References
https://www.uptodate.com/contents/gestational-diabetes-beyond-the-basics

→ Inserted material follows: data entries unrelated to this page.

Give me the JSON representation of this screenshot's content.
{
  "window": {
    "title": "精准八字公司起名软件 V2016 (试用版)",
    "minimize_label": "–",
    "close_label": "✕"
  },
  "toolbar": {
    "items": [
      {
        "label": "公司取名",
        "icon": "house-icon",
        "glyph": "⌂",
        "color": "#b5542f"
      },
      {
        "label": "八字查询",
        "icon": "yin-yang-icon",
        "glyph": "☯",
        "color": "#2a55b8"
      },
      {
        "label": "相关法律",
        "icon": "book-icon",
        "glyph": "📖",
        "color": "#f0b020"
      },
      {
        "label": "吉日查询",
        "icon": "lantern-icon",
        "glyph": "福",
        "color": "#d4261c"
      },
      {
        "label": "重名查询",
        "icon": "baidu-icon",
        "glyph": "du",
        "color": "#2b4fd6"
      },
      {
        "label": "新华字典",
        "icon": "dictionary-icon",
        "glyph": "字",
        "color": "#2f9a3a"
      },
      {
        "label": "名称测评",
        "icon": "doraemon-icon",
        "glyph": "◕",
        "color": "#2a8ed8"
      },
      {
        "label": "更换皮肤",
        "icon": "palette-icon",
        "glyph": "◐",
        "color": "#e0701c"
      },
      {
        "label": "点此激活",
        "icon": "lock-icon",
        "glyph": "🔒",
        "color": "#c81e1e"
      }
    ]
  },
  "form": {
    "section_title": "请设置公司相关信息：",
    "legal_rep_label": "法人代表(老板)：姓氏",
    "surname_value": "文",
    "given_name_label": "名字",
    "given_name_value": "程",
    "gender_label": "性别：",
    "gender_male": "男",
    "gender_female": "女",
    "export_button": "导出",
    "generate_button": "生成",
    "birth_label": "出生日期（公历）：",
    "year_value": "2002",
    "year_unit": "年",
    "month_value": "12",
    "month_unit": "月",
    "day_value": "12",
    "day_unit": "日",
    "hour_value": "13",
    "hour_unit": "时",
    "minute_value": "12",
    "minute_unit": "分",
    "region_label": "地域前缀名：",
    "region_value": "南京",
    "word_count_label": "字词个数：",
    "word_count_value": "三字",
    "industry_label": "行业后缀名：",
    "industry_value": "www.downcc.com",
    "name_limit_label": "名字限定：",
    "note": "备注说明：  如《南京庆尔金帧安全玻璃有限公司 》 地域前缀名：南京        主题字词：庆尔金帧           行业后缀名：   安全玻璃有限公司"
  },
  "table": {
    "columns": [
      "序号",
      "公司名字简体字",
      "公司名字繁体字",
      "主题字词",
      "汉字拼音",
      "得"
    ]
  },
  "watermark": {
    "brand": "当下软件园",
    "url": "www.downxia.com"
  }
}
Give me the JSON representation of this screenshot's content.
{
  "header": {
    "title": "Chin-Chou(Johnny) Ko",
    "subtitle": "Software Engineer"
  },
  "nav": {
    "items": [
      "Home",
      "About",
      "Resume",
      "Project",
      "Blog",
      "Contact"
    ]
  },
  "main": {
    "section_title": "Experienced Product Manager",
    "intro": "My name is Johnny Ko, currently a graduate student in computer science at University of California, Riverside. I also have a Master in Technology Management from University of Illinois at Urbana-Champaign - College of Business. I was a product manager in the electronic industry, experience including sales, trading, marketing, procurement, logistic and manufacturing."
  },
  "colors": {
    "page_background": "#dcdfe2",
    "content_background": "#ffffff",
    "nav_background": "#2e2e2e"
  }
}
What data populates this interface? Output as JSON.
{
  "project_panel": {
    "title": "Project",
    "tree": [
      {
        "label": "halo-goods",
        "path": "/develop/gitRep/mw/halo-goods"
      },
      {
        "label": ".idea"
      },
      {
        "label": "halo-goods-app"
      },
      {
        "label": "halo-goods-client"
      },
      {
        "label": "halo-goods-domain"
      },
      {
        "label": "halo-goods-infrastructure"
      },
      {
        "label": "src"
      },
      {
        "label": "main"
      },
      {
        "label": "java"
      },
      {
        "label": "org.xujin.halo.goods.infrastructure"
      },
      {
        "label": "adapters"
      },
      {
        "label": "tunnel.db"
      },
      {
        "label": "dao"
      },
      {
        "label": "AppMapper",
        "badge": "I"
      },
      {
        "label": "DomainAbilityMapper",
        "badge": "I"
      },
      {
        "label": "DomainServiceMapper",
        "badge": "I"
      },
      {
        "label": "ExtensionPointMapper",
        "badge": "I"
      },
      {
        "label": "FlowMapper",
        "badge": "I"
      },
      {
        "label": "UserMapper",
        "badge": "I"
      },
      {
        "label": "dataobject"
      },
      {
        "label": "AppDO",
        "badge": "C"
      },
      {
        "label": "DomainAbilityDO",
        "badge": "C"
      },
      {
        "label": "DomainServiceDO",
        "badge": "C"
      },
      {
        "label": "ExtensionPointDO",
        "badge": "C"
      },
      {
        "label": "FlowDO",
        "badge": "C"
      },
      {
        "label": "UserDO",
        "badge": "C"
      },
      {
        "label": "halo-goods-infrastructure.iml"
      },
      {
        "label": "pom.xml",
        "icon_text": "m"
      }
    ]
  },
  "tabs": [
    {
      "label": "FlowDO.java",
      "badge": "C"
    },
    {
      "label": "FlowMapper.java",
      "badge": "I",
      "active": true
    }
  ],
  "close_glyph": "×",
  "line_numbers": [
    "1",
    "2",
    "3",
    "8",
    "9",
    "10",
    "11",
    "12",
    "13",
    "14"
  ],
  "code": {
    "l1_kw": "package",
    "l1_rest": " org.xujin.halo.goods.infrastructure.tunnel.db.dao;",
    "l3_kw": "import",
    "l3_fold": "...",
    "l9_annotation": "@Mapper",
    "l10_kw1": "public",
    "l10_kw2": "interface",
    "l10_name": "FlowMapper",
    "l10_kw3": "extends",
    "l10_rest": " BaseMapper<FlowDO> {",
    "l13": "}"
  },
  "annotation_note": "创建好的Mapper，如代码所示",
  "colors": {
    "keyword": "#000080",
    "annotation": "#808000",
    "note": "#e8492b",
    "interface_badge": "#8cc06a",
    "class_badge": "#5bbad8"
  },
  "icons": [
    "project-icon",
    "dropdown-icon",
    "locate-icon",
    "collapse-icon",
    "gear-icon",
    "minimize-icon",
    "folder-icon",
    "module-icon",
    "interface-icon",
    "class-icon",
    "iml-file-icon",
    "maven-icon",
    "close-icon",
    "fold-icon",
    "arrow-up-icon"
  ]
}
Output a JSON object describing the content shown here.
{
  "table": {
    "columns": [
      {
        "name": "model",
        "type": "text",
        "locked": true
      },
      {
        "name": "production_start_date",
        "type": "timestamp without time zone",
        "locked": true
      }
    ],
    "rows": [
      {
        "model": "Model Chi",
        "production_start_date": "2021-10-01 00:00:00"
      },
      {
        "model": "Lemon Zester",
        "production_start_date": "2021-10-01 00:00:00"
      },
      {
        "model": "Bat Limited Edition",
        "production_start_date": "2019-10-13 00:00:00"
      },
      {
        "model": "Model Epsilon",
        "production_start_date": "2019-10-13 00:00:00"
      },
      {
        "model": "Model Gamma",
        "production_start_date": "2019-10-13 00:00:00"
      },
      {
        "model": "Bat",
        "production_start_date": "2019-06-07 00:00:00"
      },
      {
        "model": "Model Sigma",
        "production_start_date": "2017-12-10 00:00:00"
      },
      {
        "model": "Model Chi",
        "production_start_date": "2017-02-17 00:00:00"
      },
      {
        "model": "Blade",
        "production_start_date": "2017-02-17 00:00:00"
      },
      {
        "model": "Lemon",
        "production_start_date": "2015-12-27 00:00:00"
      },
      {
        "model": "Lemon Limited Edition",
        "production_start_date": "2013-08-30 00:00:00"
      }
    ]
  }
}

https://www.niddk.nih.gov/health-information/diabetes/overview/what-is-diabetes/gestational